You're finding the problem with using lithium cells - they are a royal PITA to nursemaid. I'd look at a nice fat SLA, and make sure its capacity is used to less than 20%. You're only running, say 80mAH, which even a small SLA should handle very cheaply.

Unfortunately I am not as familiar with SLA batteries as I am with Li. What are the voltages (max, minimum) for say a 4v SLA battery. I found a 4AH very cheap locally. Would I still want to use a 5v solar panel? Would I still get away with the diode voltage reduction or would I need something ore like a switch mode regulator?

SLAs usually come in 2, 6, 12 or 24 V. For an application like this, a Cyclon SLA, 2V cell would be ideal. Cyclon's are almost impossible to damage, and are very small. Then you'd need to boost it up to 3.3V, which is pretty straight forward as you know, and very efficient.
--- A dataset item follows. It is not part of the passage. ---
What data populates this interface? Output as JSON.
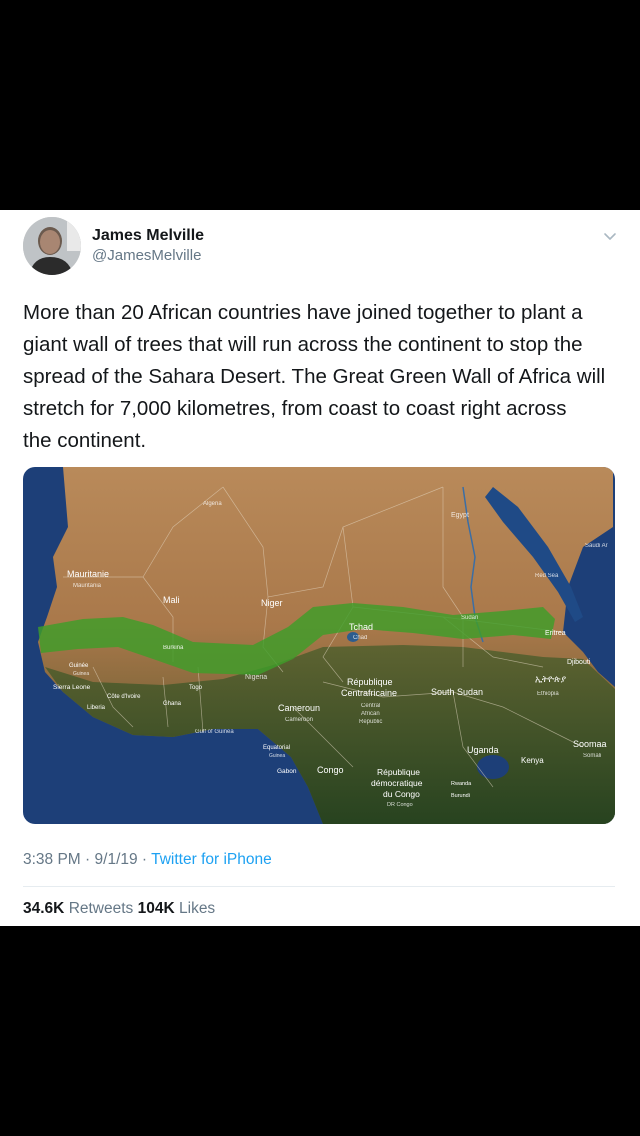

I have not decided on a panel yet but I would prefer something in a 8 inch square or smaller.

Have you checked your electronics won't work on 3V ?

I'd put a diode in series with the battery to your load, and drop 0.7V in that then to "regulate" the power to the load.
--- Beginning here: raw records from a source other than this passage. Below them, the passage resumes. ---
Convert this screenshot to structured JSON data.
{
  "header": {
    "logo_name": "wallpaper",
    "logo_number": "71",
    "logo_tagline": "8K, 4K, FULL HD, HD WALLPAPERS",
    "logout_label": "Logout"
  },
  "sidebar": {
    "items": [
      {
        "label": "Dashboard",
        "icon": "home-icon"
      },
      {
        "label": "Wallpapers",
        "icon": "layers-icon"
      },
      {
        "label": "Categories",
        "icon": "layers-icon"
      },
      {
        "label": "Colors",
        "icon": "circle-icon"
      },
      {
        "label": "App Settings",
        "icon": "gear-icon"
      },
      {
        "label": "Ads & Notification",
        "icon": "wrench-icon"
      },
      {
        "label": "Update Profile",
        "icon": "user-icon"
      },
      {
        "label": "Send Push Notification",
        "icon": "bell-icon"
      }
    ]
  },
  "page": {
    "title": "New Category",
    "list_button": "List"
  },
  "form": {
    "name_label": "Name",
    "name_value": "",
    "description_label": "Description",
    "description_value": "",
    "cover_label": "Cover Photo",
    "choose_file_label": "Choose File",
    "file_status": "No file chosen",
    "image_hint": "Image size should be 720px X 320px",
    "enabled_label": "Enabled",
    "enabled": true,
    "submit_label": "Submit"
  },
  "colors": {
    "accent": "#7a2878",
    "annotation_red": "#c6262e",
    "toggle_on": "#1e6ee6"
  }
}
I calculate your mean power consumption as about 0.2 W, so you can probably run this off a very small panel, even allowing for night operations.
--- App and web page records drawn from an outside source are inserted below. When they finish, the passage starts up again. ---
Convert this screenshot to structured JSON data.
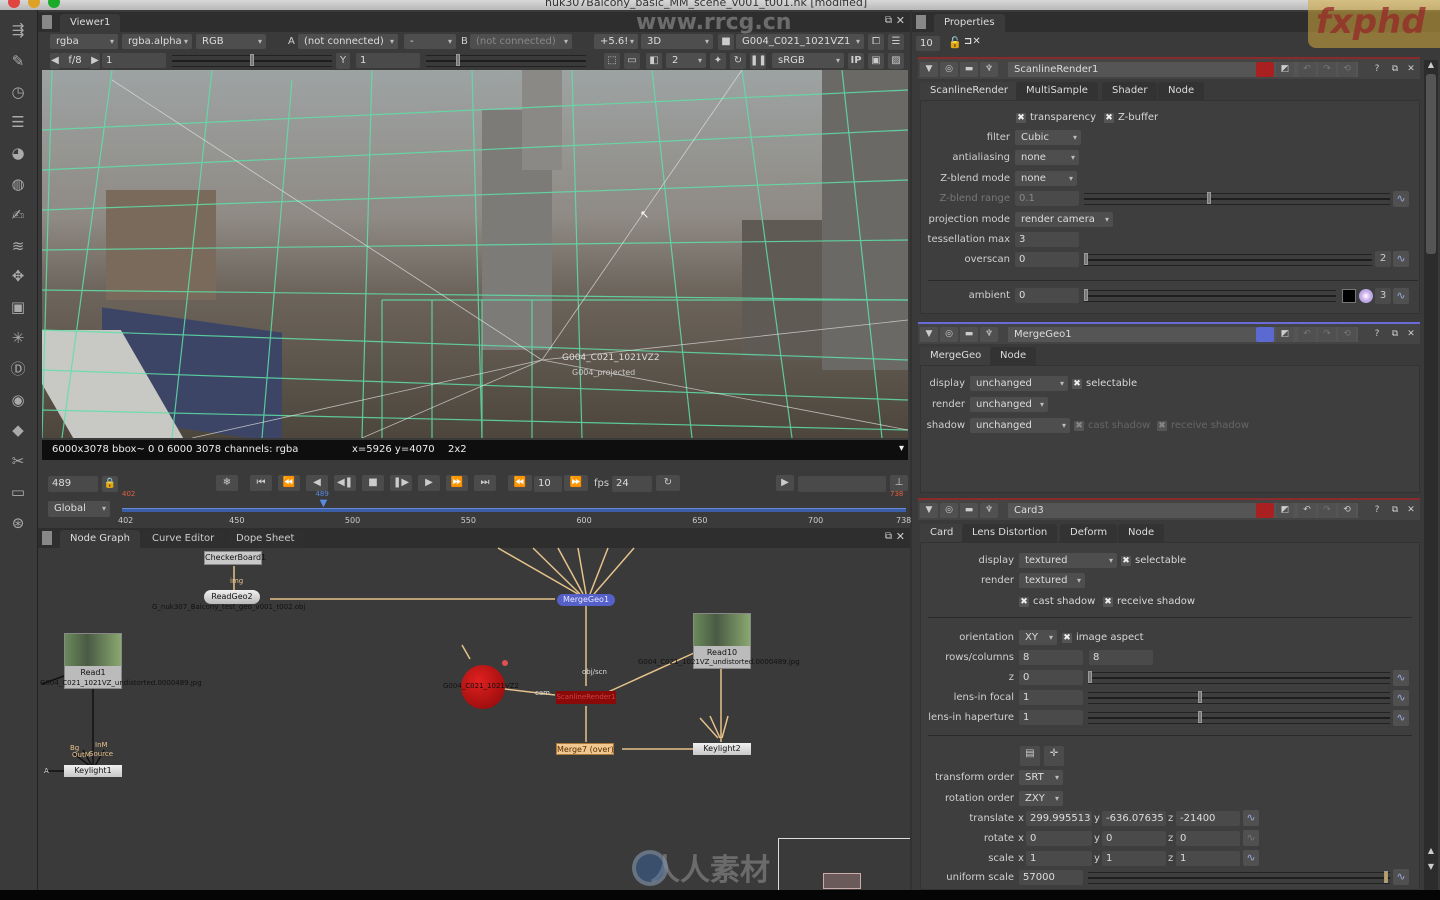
{
  "window": {
    "title": "nuk307Balcony_basic_MM_scene_v001_t001.nk [modified]",
    "traffic_colors": [
      "#e0443e",
      "#dea123",
      "#1aab29"
    ]
  },
  "watermarks": {
    "url": "www.rrcg.cn",
    "brand": "fxphd",
    "bottom_logo_text": "人人素材"
  },
  "left_toolbar": {
    "tools": [
      {
        "name": "image-icon",
        "glyph": "⇶"
      },
      {
        "name": "draw-icon",
        "glyph": "✎"
      },
      {
        "name": "time-icon",
        "glyph": "◷"
      },
      {
        "name": "channel-icon",
        "glyph": "☰"
      },
      {
        "name": "color-icon",
        "glyph": "◕"
      },
      {
        "name": "filter-icon",
        "glyph": "◍"
      },
      {
        "name": "keyer-icon",
        "glyph": "✍"
      },
      {
        "name": "merge-icon",
        "glyph": "≋"
      },
      {
        "name": "transform-icon",
        "glyph": "✥"
      },
      {
        "name": "3d-icon",
        "glyph": "▣"
      },
      {
        "name": "particles-icon",
        "glyph": "✳"
      },
      {
        "name": "deep-icon",
        "glyph": "Ⓓ"
      },
      {
        "name": "views-icon",
        "glyph": "◉"
      },
      {
        "name": "metadata-icon",
        "glyph": "◆"
      },
      {
        "name": "other-icon",
        "glyph": "✂"
      },
      {
        "name": "toolsets-icon",
        "glyph": "▭"
      },
      {
        "name": "furnace-icon",
        "glyph": "⊛"
      }
    ]
  },
  "viewer": {
    "tab_label": "Viewer1",
    "channels": "rgba",
    "alpha_channel": "rgba.alpha",
    "display": "RGB",
    "input_a_label": "A",
    "input_a": "(not connected)",
    "op": "-",
    "input_b_label": "B",
    "input_b": "(not connected)",
    "gain_display": "+5.6!",
    "view_mode": "3D",
    "camera": "G004_C021_1021VZ1",
    "fstop": "f/8",
    "gain_value": "1",
    "gamma_label": "Y",
    "gamma_value": "1",
    "proxy": "2",
    "lut": "sRGB",
    "ip_label": "IP",
    "camera_overlay_label": "G004_C021_1021VZ2",
    "camera_overlay_sub": "G004_projected",
    "info_bar": {
      "format": "6000x3078 bbox~ 0 0 6000 3078 channels: rgba",
      "coords": "x=5926 y=4070",
      "proxy": "2x2"
    }
  },
  "timeline": {
    "current_frame": "489",
    "increment": "10",
    "fps_label": "fps",
    "fps": "24",
    "range_mode": "Global",
    "start_frame": "402",
    "end_frame": "738",
    "playhead_frame": "489",
    "ticks": [
      "402",
      "450",
      "500",
      "550",
      "600",
      "650",
      "700",
      "738"
    ]
  },
  "node_graph": {
    "tabs": [
      "Node Graph",
      "Curve Editor",
      "Dope Sheet"
    ],
    "nodes": [
      {
        "id": "checkerboard1",
        "label": "CheckerBoard1"
      },
      {
        "id": "readgeo2",
        "label": "ReadGeo2",
        "sub": "G_nuk307_Balcony_test_geo_v001_t002.obj"
      },
      {
        "id": "mergegeo1",
        "label": "MergeGeo1"
      },
      {
        "id": "read1",
        "label": "Read1",
        "sub": "G004_C021_1021VZ_undistorted.0000489.jpg"
      },
      {
        "id": "keylight1",
        "label": "Keylight1"
      },
      {
        "id": "camera",
        "label": "G004_C021_1021VZ2"
      },
      {
        "id": "scanlinerender1",
        "label": "ScanlineRender1"
      },
      {
        "id": "read10",
        "label": "Read10",
        "sub": "G004_C021_1021VZ_undistorted.0000489.jpg"
      },
      {
        "id": "keylight2",
        "label": "Keylight2"
      },
      {
        "id": "merge7",
        "label": "Merge7 (over)"
      }
    ],
    "pins": {
      "img": "img",
      "obj_scn": "obj/scn",
      "cam": "cam",
      "bg": "Bg",
      "a": "A",
      "inm": "InM",
      "outm": "OutM",
      "source": "Source"
    }
  },
  "properties": {
    "tab_label": "Properties",
    "max_panels": "10",
    "panels": [
      {
        "name": "ScanlineRender1",
        "tabs": [
          "ScanlineRender",
          "MultiSample",
          "Shader",
          "Node"
        ],
        "checkboxes": [
          {
            "label": "transparency",
            "checked": true
          },
          {
            "label": "Z-buffer",
            "checked": true
          }
        ],
        "fields": {
          "filter": {
            "label": "filter",
            "value": "Cubic"
          },
          "antialiasing": {
            "label": "antialiasing",
            "value": "none"
          },
          "zblend_mode": {
            "label": "Z-blend mode",
            "value": "none"
          },
          "zblend_range": {
            "label": "Z-blend range",
            "value": "0.1"
          },
          "projection_mode": {
            "label": "projection mode",
            "value": "render camera"
          },
          "tessellation_max": {
            "label": "tessellation max",
            "value": "3"
          },
          "overscan": {
            "label": "overscan",
            "value": "0",
            "dims": "2"
          },
          "ambient": {
            "label": "ambient",
            "value": "0",
            "dims": "3"
          }
        },
        "zblend_range_fraction": 0.41
      },
      {
        "name": "MergeGeo1",
        "tabs": [
          "MergeGeo",
          "Node"
        ],
        "fields": {
          "display": {
            "label": "display",
            "value": "unchanged"
          },
          "render": {
            "label": "render",
            "value": "unchanged"
          },
          "shadow": {
            "label": "shadow",
            "value": "unchanged"
          }
        },
        "checkboxes": [
          {
            "label": "selectable",
            "checked": true
          },
          {
            "label": "cast shadow",
            "checked": true
          },
          {
            "label": "receive shadow",
            "checked": true
          }
        ]
      },
      {
        "name": "Card3",
        "tabs": [
          "Card",
          "Lens Distortion",
          "Deform",
          "Node"
        ],
        "fields": {
          "display": {
            "label": "display",
            "value": "textured"
          },
          "render": {
            "label": "render",
            "value": "textured"
          },
          "orientation": {
            "label": "orientation",
            "value": "XY"
          },
          "rows_columns": {
            "label": "rows/columns",
            "rows": "8",
            "columns": "8"
          },
          "z": {
            "label": "z",
            "value": "0"
          },
          "lens_in_focal": {
            "label": "lens-in focal",
            "value": "1"
          },
          "lens_in_haperture": {
            "label": "lens-in haperture",
            "value": "1"
          },
          "transform_order": {
            "label": "transform order",
            "value": "SRT"
          },
          "rotation_order": {
            "label": "rotation order",
            "value": "ZXY"
          },
          "translate": {
            "label": "translate",
            "x": "299.995513",
            "y": "-636.07635",
            "z": "-21400"
          },
          "rotate": {
            "label": "rotate",
            "x": "0",
            "y": "0",
            "z": "0"
          },
          "scale": {
            "label": "scale",
            "x": "1",
            "y": "1",
            "z": "1"
          },
          "uniform_scale": {
            "label": "uniform scale",
            "value": "57000"
          }
        },
        "checkboxes": [
          {
            "label": "selectable",
            "checked": true
          },
          {
            "label": "cast shadow",
            "checked": true
          },
          {
            "label": "receive shadow",
            "checked": true
          },
          {
            "label": "image aspect",
            "checked": true
          }
        ],
        "axis_labels": {
          "x": "x",
          "y": "y",
          "z": "z"
        }
      }
    ]
  }
}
The next issue is a charging circuit, and your nominal panel voltage will decide what's feasible.

I am doing an experiment right now. I got out a bunch of diodes I have and I began testing them with my Fluke. most of them were testing between .5v drop and .7v drop so I started testing them in pairs in series and I found a pair that has a .9v drop. I hooked them up to a fully charged 18650 cell (4.2v) and they gave me 3.29v. I have that running I want to see how long it takes before the electronics get to the unreliable state. I am hoping for 24 hours.

I was thinking about a diode as a voltage drop regulator. What I am not sure of is how to make the power draw be shut off when the battery voltage reached say 3.2v as the electronics will continue to attempt to overate just not reliably and continue to drain the battery all the way down to 1.8v which at a 0.7v drop takes the battery down to 2.5v which is well below where I'd be comfortable allowing the battery to drain.

As far as the solar panel I have seen a couple 5v or 5.5v panels that size wise fit the bill for me both in size as well as in cost. One I keep going back to is a 1w 5v panel that is 9cm X 7cm

OK, I figured out the over discharge issue. I'll just use a battery protection board. I have one laying around from a protected battery I had that dies a while ago. I'll test it and see if it is working but that should solve the over discharge issue. Since most of the batteries I have are unprotected cells I will wire it in with the project rather than using it on the battery then it will be there no matter what battery I use.

Yes I looked at that and many others. They neglect two major components of this project. First the regulates 3v to 3.3v output and the over discharge protection on the battery. Also how to take solar panel output directly into the charge controller for the Lithium battery. Not planning to go from solar panel to 12V charger and battery bank, for 5V buck to 3.7v charge controller. That seems very inefficient for my purposes. and will make the size prohibitive.

A "proper" charger for a single cell usually runs off 5 or 12V for the input anyway.
A solar panel will never give a constant voltage or current on its own.
So wether you like it or not you have to combine different things to make it work.
Even if think of a single circuit it will, in the most basic form, still consist of:
Charge controller, regulated output circuit and a fuse.
So grab yourself a 12V panel, charger, a voltage regulator if the charger does not accept a wide input range and for the actual output a 3.3V regulator.
Add some protection diodes between panel and charger as well as between battery and output.
Sorry but size is a limiting factor you might want to create your circuit or integrate what's missing into the battery charger.

Bun in any case you will have a hard time finding all this for under 20 bucks - unless you go Chinaware and actually ignore the safety features you seek.

That is why in my original question I stated that I have been unable to find a off the shelf board that does everything I need so I am asking for help with building one.